If you know anything about the Amaco white stoneware situation, I would love to hear it.

In the meantime, I’ll see you at the market!

Sunday, March 13, 2011

In The Loupe

A website that has been a favorite for years is InterfaceLIFT. My computer desktop changes every five minutes (not an exaggeration-- it's a setting), and several of the images are from this site.

User-submitted images are posted in "The Loupe," where other users can vote for them. These images are available for voting for two weeks. If they get enough votes, they will be posted on the main site.

I currently have five images in review. Please vote for them!

Have a Cookie
Deep Firebrick Red
Frabjous Fiber

Yes, I took each of those photos. And yes, I made the cookie. It was delicious.

Tuesday, March 8, 2011


"That which achieves its effect by accident is not art." Seneca
"Just stick the right formula in-- a solution for any fool." Indigo Girls

"Socrates said, 'I think, therefore I am.'" Koho

Monday, February 28, 2011

Please Work!

After the kiln trouble I've been having, I've been getting too attached to recent works. Last night, I broke these pieces for the cathartic release of gravity’s effect in action.

I was pretending that I couldn’t see the small crack in the lip.

Adding a vent was much messier than I expected.

Cutting the bottoms off pieces is a disappointingly common phenomenon.

Aren't these pieces pretty? Couldn't I have saved them? Can I possibly make others nice enough to replace them?

I'm currently five months behind on a commissioned piece. That beautiful lid was part of the project. I can blame the kiln trouble and pregnancy for part of the delay, but those wouldn't have been factors without the initial faulty math. (π * h * r^2) ≠ (π * [h * r]^2)

Below is my first attempt on the project at the correct size:

The current version:

Dramatic improvement, wouldn’t you say? and I was heartbroken that the first didn't survive the firing.

This one needs to work, though. A severe discount makes up for only so much lack of punctuality.

By the by, is anyone interested in writing a small amount of php for me for a small amount of money?
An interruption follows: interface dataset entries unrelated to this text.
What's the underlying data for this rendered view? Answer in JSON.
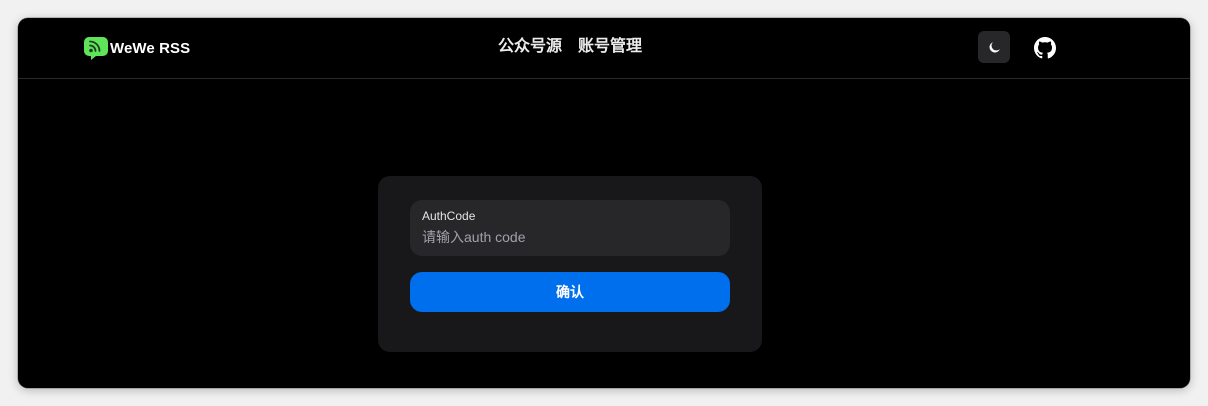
{
  "navbar": {
    "brand_name": "WeWe RSS",
    "logo_icon": "rss-chat-bubble-icon",
    "links": [
      "公众号源",
      "账号管理"
    ],
    "theme_icon": "moon-icon",
    "github_icon": "github-icon"
  },
  "login": {
    "label": "AuthCode",
    "placeholder": "请输入auth code",
    "value": "",
    "confirm_label": "确认"
  },
  "colors": {
    "background": "#000000",
    "card": "#18181b",
    "input": "#27272a",
    "primary": "#006fee",
    "logo_green": "#5ee35a"
  }
}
Or barter?

Wednesday, February 23, 2011

getting a handle on the handle thing

another use for kiln stilts


I was pregnant and didn't entirely fit behind my wheel. everything I had fired in a bisque load exploded or was otherwise ruined. my daughter was born via c-section and I had massive activity restrictions. (she was so totally worth it) I had another equally successful bisque fire. I got a pyrometer and new cones-- and it made a difference!

and then I got a batch of deflocculated clay. seriously?
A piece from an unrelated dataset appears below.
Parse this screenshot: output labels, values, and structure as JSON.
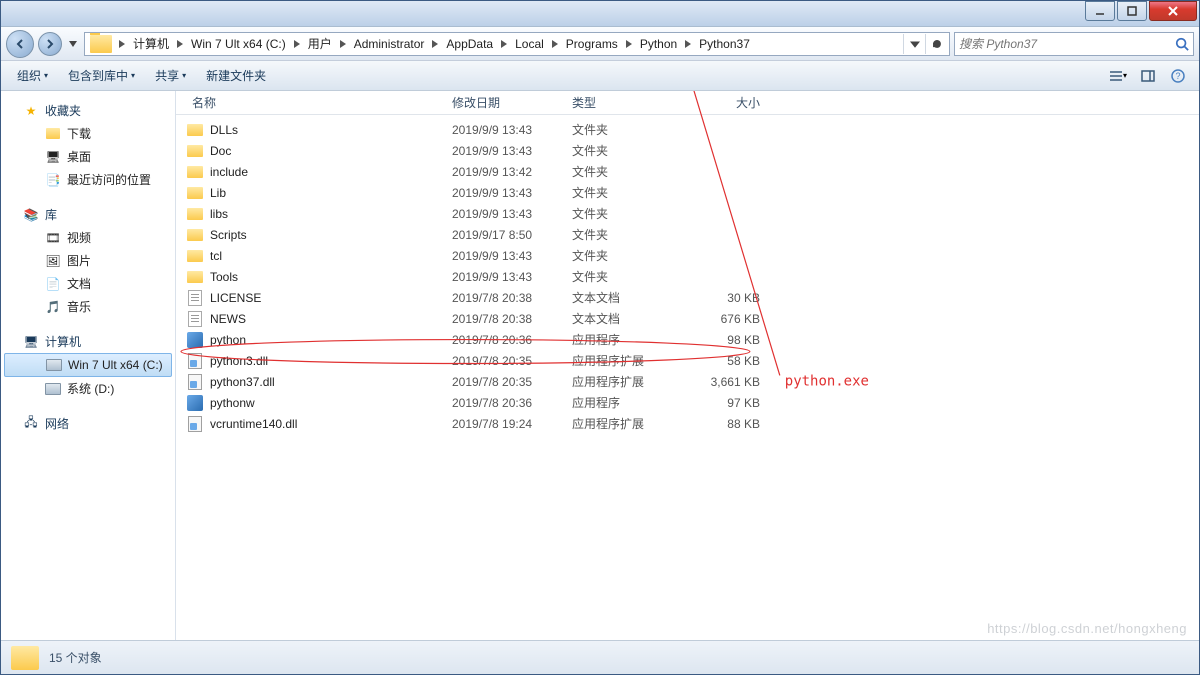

so really I haven't been very serious in my studio until about a week ago.

several people have asked why I don't make mugs. we get so many promotional mugs that I generally just considered them annoying. then I made a few and people got excited.

woo mugs

so I'm making mugs now. as many as I can. hopefully I'll have some good ones for Eastern Market when I go back on April 15. you can also provide cash money in exchange for a mug via my website,

three other things:
1. you cannot add water to slip.

2 my sock yarn blanket is currently four by six feet big.

3. Lucia and Palmer are very good friends.